I have long believed that it is important to look for the extraordinary among the ordinary. Like in those human interest stories you see on the evening news in which an unknown regular Joe does some heroic deed. Ordinary people doing extraordinary things.
In my own essay, “Don’t worry, at least we will die together!” I describe the calm acceptance of Palestinian medical students as they navigate an uncertain and sometimes scary world. And yet, amid the extraordinary facts of their lives – violence and guns and tear gas – they seem to have carved out a mostly ordinary life.
But medicine is full of the extraordinary every day. And really, how much extraordinary can one person absorb?
In the Spring 2017 Intima, Margot Hedlin writes a visually and emotionally evocative essay about becoming numb to the heart-wrenching and nausea-inducing things that happen to people and their bodies. I nodded knowingly as she described in “There’s a Limit to Your Love” her transformation from a queasy first year student who is barely able to stomach cadaver dissection to a battle-hardened senior medical student who longs for a front-row seat in the operating room, all the better to observe the bloody action in the surgical field.

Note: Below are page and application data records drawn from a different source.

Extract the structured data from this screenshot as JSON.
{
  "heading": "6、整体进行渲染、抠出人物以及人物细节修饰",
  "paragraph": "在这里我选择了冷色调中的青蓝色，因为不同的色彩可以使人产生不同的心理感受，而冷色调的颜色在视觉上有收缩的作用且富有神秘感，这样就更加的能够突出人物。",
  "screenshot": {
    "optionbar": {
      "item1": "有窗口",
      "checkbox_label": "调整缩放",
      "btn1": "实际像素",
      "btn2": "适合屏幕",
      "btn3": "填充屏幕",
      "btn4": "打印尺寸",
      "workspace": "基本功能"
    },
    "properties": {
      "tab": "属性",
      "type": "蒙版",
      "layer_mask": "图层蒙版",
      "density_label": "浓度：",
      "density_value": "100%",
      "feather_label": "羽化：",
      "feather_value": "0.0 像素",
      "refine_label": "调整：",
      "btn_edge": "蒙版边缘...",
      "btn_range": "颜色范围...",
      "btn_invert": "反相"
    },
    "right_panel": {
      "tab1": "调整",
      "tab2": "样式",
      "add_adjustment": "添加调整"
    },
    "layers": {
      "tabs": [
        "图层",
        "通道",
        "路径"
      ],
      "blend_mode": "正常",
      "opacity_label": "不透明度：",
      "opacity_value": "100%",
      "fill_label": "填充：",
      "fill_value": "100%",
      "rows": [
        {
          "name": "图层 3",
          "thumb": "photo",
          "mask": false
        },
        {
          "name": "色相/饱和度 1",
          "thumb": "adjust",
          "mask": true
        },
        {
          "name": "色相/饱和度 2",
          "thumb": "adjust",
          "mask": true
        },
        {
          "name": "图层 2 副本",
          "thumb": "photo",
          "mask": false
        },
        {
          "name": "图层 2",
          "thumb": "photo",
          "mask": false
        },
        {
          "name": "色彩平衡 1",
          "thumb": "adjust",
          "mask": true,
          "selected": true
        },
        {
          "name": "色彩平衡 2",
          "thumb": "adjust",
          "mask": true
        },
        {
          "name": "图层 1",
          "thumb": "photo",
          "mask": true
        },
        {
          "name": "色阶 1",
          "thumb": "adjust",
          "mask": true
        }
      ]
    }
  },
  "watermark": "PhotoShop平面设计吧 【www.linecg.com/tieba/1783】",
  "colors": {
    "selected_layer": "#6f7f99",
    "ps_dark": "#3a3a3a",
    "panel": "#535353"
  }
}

In reading her essay it hit me that she has found a way to turn my pithy proverb upside down. Rather than seeking the extraordinary among the ordinary, to thrive in medicine she needed to take the truly extraordinarily awful insults to real lives and bodies and turn them into the ordinary. Dr. Hedlin has managed a polarity: maintaining empathy while managing one’s emotions.
Perhaps that is what my Palestinian friends were unconsciously doing: managing a polarity. They simultaneously live in a society in which their very lives are threatened all the while going about the ordinary routine of a medical student. They made their extraordinary lives a bit more ordinary and in so doing they brought some grace and comfort to a jarring world.
Part of me wants to continue to seek the extraordinary. I want to marvel at the incredible privilege of being a doctor in which I get to be a witness to the extraordinary. At the same time, another part of me is calmed and reassured by Hedlin’s journey to find the ordinary amid broken bodies and lives.
Perhaps there is space to do both.
David Hilden is an internal medicine physician practicing in a large urban hospital in Minneapolis. He graduated from the University of Minnesota Medical School in 2000 and remains on the faculty as Associate Professor of Medicine. He has a Master of Public Health degree from the University of Minnesota focusing on healthcare policy. In addition to clinical care and teaching activities, he does health and wellness education to the general public online at myhealthymatters.org and on a live weekly radio broadcast. He has traveled to Israel and Palestine on three occasions with the aim of using healthcare to promote understanding of Middle East issues. His essay, "“Don’t worry, at least we will die together!” appears in the Spring 2017 Intima.